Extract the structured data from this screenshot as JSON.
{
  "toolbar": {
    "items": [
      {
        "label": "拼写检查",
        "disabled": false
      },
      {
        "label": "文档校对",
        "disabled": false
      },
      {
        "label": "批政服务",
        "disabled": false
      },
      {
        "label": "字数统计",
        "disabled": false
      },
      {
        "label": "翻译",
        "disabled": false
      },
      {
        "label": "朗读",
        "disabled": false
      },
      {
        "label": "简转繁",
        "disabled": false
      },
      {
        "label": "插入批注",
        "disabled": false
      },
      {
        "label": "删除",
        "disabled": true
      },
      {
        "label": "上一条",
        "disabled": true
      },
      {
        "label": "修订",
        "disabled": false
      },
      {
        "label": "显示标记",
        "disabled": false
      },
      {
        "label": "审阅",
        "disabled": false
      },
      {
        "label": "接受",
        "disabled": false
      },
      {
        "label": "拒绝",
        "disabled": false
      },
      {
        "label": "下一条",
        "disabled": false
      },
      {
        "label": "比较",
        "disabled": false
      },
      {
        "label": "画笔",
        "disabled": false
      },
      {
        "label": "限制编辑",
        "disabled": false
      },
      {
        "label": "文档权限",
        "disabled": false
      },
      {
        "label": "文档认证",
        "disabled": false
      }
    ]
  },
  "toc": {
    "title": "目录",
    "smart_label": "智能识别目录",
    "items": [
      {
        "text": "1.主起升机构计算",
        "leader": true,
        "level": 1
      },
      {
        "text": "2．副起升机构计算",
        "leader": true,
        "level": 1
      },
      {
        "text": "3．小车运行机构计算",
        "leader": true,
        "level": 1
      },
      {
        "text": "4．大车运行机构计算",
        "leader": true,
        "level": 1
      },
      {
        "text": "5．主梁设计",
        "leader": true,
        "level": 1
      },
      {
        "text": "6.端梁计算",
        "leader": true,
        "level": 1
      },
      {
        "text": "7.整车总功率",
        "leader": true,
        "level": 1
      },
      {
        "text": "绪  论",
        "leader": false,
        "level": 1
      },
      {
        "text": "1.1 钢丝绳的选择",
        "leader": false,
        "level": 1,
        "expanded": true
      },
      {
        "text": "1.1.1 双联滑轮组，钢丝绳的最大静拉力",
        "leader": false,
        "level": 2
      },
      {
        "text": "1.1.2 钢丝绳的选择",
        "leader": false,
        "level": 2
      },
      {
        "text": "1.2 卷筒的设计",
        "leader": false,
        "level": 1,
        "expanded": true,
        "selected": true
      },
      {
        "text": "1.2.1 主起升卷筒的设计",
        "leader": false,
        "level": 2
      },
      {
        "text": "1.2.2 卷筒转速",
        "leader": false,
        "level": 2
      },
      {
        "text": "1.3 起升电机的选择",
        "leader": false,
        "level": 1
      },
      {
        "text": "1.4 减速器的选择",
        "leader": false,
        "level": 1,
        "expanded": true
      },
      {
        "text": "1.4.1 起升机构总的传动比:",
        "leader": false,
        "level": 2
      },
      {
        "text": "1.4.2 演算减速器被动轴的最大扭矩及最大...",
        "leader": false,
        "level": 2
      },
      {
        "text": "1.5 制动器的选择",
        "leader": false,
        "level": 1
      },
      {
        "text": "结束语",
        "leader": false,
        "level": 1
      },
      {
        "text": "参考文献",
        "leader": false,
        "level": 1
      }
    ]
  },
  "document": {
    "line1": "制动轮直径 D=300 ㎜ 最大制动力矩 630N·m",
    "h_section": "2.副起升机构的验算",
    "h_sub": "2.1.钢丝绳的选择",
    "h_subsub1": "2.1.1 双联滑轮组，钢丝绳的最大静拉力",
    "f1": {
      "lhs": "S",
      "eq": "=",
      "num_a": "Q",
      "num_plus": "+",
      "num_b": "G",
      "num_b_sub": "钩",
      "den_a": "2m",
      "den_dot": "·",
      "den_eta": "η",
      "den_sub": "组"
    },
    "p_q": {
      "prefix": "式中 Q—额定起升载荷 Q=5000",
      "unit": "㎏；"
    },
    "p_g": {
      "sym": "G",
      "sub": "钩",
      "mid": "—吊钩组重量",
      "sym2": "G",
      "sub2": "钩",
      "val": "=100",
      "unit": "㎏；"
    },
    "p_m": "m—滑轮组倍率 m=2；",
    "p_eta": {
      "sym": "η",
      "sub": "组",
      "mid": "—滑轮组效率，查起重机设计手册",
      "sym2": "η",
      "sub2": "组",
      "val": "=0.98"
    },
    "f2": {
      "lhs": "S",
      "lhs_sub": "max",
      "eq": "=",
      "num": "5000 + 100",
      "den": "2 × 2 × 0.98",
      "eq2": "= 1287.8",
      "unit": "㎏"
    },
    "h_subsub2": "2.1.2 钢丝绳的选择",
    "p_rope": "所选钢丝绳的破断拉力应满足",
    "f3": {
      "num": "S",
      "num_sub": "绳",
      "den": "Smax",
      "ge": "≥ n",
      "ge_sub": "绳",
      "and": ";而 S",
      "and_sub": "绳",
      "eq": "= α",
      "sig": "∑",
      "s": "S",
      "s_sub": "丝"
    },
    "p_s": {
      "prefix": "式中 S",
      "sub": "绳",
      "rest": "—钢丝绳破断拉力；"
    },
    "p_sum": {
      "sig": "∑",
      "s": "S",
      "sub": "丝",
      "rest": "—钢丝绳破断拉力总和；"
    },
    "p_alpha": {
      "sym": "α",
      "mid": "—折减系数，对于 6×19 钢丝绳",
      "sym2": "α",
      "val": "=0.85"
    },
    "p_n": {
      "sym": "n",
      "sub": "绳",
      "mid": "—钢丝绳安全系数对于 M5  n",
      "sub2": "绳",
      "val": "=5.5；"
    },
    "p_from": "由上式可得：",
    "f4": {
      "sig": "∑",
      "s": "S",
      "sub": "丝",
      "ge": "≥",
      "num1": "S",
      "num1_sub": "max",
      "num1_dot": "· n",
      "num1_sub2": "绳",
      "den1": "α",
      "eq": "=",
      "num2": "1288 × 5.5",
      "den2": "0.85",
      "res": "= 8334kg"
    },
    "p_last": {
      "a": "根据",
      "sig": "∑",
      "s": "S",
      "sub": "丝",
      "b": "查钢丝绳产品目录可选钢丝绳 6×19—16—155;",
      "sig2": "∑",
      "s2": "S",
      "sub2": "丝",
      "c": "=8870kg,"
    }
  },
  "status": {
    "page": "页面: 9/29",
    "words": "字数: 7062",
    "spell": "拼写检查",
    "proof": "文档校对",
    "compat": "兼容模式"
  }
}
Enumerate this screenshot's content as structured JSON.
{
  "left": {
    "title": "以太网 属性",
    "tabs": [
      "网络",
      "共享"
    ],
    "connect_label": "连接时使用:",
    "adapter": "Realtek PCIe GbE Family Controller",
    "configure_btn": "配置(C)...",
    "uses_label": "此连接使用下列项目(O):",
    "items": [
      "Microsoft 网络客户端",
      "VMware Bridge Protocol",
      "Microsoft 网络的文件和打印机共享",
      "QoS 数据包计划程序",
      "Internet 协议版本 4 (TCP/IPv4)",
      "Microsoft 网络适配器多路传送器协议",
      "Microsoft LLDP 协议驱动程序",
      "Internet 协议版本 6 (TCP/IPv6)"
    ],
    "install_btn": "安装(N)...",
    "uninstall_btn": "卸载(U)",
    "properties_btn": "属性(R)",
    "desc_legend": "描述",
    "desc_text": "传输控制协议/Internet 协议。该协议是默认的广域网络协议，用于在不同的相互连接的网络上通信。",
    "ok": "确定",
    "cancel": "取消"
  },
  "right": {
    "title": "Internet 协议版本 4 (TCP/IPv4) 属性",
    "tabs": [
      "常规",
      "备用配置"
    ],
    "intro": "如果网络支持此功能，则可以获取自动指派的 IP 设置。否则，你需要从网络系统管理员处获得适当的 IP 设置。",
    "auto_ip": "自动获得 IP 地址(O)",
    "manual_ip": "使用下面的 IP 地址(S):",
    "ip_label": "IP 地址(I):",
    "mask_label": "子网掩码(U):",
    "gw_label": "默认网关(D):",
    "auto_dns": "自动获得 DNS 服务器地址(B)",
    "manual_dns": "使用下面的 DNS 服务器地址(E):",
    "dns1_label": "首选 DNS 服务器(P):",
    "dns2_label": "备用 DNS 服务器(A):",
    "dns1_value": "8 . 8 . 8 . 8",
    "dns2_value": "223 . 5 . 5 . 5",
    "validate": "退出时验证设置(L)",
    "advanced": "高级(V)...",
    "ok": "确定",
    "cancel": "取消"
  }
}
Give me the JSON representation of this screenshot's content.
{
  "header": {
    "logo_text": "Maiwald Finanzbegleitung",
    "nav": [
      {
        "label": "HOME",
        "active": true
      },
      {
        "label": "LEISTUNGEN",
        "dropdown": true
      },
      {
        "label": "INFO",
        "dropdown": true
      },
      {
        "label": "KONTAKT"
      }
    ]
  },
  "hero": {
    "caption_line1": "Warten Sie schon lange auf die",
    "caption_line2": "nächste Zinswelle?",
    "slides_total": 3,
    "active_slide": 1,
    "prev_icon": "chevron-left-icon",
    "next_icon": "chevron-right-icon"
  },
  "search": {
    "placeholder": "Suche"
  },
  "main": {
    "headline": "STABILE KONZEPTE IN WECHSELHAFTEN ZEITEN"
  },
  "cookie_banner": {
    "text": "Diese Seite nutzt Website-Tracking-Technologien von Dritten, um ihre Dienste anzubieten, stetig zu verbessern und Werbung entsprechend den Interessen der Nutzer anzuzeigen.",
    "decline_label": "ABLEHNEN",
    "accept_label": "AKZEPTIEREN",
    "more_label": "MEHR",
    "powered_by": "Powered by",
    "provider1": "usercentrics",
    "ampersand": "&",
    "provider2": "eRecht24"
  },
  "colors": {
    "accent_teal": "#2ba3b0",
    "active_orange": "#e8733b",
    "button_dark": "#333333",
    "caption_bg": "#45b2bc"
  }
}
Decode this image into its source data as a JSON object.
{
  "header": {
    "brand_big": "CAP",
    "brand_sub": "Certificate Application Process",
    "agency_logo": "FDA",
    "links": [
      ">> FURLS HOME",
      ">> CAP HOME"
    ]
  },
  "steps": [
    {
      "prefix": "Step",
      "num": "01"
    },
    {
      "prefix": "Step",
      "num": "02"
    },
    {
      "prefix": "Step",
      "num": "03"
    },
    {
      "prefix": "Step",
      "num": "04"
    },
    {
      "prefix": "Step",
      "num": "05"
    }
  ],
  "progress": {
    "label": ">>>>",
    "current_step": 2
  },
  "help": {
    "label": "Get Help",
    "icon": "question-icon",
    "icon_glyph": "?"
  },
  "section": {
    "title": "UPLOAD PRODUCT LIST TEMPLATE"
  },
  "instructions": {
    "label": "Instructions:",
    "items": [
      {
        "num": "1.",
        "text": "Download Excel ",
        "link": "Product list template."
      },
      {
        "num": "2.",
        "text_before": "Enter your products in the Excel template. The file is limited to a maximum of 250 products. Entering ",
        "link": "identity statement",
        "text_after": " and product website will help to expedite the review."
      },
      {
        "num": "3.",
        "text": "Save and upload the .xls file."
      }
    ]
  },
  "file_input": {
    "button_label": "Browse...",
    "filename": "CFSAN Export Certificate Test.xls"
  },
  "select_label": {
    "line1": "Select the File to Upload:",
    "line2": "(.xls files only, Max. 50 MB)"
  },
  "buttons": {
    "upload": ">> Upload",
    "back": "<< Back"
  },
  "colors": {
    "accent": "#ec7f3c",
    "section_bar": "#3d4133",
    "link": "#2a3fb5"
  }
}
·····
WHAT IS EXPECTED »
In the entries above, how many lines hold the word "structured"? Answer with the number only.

WRITTEN ANSWER »
2